> **Supplied records**:
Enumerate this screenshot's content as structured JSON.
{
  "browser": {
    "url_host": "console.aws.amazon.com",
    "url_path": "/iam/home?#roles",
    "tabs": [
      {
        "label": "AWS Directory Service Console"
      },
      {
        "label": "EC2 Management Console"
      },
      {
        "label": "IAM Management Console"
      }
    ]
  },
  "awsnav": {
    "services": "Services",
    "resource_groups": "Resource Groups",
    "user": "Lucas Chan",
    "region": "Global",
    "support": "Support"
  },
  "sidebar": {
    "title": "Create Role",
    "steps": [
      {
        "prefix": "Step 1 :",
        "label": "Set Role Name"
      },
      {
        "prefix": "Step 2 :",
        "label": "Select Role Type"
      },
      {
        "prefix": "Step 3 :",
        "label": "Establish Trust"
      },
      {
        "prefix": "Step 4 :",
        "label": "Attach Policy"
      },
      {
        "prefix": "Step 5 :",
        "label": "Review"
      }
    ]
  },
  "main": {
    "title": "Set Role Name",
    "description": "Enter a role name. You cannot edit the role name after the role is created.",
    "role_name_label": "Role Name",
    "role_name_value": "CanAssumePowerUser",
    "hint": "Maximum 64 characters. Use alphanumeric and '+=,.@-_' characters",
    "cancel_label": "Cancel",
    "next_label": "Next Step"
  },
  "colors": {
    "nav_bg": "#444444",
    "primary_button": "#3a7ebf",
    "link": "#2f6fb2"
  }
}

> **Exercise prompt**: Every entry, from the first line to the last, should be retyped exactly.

> **Answer to the exercise**:
Enumerate this screenshot's content as structured JSON.
{
  "browser": {
    "url_host": "console.aws.amazon.com",
    "url_path": "/iam/home?#roles",
    "tabs": [
      {
        "label": "AWS Directory Service Console"
      },
      {
        "label": "EC2 Management Console"
      },
      {
        "label": "IAM Management Console"
      }
    ]
  },
  "awsnav": {
    "services": "Services",
    "resource_groups": "Resource Groups",
    "user": "Lucas Chan",
    "region": "Global",
    "support": "Support"
  },
  "sidebar": {
    "title": "Create Role",
    "steps": [
      {
        "prefix": "Step 1 :",
        "label": "Set Role Name"
      },
      {
        "prefix": "Step 2 :",
        "label": "Select Role Type"
      },
      {
        "prefix": "Step 3 :",
        "label": "Establish Trust"
      },
      {
        "prefix": "Step 4 :",
        "label": "Attach Policy"
      },
      {
        "prefix": "Step 5 :",
        "label": "Review"
      }
    ]
  },
  "main": {
    "title": "Set Role Name",
    "description": "Enter a role name. You cannot edit the role name after the role is created.",
    "role_name_label": "Role Name",
    "role_name_value": "CanAssumePowerUser",
    "hint": "Maximum 64 characters. Use alphanumeric and '+=,.@-_' characters",
    "cancel_label": "Cancel",
    "next_label": "Next Step"
  },
  "colors": {
    "nav_bg": "#444444",
    "primary_button": "#3a7ebf",
    "link": "#2f6fb2"
  }
}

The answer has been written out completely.